A strikingly beautiful house appears a short distance after driving through Madresfield village and turning towards Madresfield Court. It is sitting at the foot of the Malvern Hills and is approached across a bridge over a moat. I arrived at noon on a balmy autumn day to see the real house of the Lygon family and get closer to their sensibilities, which inspired Waugh’s masterpiece novel Brideshead Revisited.
Inside this grand but very homely English country house, Tudor, Victorian Gothic and Arts and Crafts styles are all interwoven with a charming accumulation of Parisian, Dutch and Danish furniture, massive family and rare royal portraits, fake Holbeins, William Morrison fabrics, unusual artefacts and sculptures, marble fireplaces, valuable armoury, early-oak carved chests and antique travel trunks.
Waugh’s desk and chair have been moved from the upstairs nursery, where he stayed during his many visits to Madresfiled (1931-1938), to the bay in the Long Gallery overlooking the Moat Garden. They seem to be the only uncomplicated items displayed on the otherwise highly ornamented first floor. Hugh Lygon, Waugh’s Oxford friend famously depicted as Sebastian Flyte, stares melancholically from a small modestly framed photograph tucked away in a corner of the dramatic top-lit, double-height staircase hall designed by his father, the seventh Earl Beauchamp who is the prototype of Lord Marchmain in Brideshead. Portraits of his sisters who adored Waugh and also found a place in the novel are spread across the wood panelled walls of many rooms and corridors. Waugh wrote his novel Black Mischief while staying at Madresfield in 1931 and a copy of the book dedicated to Mary and Dorothy together with other first editions are said to be kept in the Smoking Room but in the today’s Madresfield there is no public access to it. In the Library one can see shelves going all the way up to the high ceilings holding thousands of volumes including bibles, musical scores, dictionaries and albums.
The chapel seems unchanged since it was first seen by Waugh in 1931. It is decorated in the Arts and Crafts emblematic expression with idyllic pastoral scenes surrounding the portraits of the Lord and Lady Beauchamp as well as their seven children.
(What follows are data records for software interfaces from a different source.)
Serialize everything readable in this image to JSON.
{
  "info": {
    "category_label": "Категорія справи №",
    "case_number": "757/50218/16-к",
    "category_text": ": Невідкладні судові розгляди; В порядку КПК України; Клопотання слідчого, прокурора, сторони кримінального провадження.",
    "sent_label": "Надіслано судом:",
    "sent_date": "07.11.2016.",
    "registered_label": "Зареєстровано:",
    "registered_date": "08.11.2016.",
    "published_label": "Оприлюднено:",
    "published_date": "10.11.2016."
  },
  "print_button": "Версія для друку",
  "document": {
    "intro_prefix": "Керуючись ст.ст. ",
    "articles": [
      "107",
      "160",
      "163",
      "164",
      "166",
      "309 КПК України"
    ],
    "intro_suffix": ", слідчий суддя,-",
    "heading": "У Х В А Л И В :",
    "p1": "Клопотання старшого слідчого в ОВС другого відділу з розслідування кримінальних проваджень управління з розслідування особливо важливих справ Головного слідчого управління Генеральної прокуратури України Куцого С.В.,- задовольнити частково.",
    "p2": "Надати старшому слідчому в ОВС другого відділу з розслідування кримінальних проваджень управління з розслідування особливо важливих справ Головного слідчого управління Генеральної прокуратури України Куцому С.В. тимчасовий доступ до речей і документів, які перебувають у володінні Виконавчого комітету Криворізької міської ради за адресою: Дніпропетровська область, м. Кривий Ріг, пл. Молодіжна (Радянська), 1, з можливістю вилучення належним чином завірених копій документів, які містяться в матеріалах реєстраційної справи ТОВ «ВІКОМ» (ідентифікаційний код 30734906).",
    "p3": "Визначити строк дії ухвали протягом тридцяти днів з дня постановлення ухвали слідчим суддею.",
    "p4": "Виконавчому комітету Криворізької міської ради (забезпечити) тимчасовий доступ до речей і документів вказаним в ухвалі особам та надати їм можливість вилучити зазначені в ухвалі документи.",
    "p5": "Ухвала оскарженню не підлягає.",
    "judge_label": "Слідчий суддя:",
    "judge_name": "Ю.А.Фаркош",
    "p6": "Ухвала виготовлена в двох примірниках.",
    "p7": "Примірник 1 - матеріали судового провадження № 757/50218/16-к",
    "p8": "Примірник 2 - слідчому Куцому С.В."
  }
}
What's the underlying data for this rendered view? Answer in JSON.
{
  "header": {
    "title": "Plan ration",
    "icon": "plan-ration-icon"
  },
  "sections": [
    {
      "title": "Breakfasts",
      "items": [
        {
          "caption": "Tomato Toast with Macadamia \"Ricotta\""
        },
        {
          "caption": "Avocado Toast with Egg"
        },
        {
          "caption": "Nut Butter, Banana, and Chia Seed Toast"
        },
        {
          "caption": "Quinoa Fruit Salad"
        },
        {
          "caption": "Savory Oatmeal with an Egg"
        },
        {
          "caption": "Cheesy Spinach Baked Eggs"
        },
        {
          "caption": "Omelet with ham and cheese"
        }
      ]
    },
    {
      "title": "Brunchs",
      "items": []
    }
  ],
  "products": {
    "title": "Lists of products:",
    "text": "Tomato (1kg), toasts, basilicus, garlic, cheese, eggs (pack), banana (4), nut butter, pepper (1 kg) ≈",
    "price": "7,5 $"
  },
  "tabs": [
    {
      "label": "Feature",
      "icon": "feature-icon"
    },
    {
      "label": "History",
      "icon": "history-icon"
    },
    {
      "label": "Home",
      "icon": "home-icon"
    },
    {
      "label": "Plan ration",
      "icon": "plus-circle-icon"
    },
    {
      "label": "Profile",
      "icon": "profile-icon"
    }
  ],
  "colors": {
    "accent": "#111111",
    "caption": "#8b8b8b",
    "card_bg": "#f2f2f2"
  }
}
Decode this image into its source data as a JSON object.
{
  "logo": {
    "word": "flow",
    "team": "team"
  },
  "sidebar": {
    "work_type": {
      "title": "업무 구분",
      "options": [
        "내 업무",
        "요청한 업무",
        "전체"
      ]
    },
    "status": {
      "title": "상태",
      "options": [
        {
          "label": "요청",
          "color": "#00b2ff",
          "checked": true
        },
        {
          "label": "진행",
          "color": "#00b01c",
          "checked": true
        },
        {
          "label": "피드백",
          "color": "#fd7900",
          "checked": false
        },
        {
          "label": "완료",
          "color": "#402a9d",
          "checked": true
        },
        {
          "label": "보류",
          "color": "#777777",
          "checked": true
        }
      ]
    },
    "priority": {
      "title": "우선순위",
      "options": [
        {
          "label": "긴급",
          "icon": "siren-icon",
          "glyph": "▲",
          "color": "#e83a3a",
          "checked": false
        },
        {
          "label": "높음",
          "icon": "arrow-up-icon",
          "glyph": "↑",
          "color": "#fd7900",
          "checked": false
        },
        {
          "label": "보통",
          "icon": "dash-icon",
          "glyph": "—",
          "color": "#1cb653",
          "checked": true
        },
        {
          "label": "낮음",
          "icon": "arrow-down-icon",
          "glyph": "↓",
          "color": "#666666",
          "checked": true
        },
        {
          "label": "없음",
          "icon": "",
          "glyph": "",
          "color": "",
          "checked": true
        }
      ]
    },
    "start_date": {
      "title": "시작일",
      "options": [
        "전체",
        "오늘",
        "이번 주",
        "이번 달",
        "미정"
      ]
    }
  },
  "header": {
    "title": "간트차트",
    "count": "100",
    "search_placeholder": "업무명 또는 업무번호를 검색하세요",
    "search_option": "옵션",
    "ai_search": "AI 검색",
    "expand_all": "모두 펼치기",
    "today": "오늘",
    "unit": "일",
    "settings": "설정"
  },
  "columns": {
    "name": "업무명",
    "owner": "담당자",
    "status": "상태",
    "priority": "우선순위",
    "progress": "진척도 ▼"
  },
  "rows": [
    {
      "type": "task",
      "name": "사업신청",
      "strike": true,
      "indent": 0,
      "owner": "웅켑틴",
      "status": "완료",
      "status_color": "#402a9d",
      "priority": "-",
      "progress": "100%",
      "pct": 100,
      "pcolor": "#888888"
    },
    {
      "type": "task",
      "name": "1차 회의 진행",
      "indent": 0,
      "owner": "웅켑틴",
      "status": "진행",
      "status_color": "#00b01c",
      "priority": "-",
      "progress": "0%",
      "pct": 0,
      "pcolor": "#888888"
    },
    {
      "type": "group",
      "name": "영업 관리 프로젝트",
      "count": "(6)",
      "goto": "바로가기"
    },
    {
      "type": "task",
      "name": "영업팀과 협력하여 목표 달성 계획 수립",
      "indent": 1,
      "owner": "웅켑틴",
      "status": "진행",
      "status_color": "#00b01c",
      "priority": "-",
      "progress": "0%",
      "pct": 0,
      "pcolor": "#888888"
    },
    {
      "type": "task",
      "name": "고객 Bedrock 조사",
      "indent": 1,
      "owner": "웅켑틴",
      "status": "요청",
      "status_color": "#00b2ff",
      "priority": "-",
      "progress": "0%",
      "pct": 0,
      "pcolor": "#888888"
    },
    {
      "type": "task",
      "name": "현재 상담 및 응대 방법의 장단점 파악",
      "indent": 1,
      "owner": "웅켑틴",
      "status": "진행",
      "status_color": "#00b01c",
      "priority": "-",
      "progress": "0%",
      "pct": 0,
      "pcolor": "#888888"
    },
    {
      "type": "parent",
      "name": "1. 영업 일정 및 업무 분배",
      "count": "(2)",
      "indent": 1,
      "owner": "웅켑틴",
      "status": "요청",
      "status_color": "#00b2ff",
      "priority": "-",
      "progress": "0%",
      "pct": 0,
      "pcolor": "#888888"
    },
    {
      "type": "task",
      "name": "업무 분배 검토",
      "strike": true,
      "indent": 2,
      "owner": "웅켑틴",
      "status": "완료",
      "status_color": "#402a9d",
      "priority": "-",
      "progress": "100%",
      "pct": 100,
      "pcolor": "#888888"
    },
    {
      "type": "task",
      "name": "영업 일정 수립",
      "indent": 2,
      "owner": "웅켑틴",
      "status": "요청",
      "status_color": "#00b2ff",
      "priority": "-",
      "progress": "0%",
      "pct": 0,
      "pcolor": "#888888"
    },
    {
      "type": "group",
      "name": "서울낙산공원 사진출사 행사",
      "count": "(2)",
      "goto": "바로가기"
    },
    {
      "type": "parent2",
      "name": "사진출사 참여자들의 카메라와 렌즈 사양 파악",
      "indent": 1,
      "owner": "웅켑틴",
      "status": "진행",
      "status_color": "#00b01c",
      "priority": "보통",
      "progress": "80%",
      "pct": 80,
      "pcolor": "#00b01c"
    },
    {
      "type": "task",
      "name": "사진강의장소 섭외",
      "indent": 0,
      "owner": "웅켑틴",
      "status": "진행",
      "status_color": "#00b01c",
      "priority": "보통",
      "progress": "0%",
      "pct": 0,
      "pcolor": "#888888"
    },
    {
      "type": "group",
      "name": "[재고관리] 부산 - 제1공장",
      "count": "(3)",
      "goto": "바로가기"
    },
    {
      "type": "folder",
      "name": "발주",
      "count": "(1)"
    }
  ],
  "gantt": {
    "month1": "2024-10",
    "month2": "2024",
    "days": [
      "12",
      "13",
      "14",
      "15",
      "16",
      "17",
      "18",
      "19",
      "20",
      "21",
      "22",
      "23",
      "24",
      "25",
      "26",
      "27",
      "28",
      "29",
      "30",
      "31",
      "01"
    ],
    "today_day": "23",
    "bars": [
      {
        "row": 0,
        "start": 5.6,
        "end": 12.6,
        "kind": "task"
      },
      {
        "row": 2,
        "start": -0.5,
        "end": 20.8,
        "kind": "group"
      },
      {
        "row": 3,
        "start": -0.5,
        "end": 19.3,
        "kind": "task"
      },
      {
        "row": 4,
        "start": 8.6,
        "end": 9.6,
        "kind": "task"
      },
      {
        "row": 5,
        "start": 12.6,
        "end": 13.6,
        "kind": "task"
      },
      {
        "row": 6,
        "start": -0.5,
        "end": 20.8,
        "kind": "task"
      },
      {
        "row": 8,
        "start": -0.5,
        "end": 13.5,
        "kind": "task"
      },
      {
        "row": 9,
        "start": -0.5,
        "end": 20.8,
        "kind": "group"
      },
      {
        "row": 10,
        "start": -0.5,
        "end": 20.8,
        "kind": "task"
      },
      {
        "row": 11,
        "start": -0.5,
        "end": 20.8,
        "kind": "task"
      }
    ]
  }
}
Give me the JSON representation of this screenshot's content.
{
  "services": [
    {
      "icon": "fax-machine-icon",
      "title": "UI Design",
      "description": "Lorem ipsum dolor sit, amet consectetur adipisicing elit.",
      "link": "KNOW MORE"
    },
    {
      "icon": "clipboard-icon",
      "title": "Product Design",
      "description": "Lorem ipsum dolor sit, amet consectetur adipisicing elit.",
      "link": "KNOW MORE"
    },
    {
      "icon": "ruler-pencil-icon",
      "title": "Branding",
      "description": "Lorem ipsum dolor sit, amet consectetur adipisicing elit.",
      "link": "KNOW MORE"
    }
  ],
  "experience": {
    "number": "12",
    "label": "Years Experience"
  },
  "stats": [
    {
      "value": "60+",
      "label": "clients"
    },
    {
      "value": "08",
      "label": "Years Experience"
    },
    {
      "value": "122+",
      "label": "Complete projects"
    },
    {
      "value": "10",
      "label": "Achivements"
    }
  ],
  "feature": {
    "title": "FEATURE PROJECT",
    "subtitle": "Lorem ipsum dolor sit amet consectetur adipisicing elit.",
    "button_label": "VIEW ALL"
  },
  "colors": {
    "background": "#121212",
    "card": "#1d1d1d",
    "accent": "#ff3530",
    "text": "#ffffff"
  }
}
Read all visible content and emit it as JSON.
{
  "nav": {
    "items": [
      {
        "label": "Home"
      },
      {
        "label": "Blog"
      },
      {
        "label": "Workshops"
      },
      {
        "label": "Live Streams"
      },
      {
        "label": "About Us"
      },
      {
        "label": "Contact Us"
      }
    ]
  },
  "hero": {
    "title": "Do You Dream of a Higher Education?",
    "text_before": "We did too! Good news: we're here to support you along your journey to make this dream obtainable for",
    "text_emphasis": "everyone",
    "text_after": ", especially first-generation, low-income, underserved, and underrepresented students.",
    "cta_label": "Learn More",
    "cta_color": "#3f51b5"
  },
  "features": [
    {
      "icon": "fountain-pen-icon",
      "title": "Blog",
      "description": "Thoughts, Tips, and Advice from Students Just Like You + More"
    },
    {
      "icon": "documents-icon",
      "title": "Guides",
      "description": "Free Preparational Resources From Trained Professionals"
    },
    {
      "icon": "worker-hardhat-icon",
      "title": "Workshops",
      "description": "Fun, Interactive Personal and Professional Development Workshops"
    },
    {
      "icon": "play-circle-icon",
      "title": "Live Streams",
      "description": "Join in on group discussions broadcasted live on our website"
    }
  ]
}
There are beautiful murals, stained glass and candlesticks designed by Henry Payne. This is a Church of England chapel with some soft blue Italian Renaissance style colours. Although it does look a lot like the one in Brideshead, it also feels different from the strictly Catholic chapel given as a present to Lady Marchmain by her exiled husband.
In Brideshead Waugh seems to have immortalised just one episode of Madresfield’s almost one thousand years old life. But it is deeply convincing especially as shaped by his affectionately fictionalised romantic love for the Brideshead set. My two hours inside Madresfield was like stepping into an extraordinary still-life painting to meet its amazing inhabitants and to eat, drink, sleep, read, write and laugh with them.
26 September, Madresfield.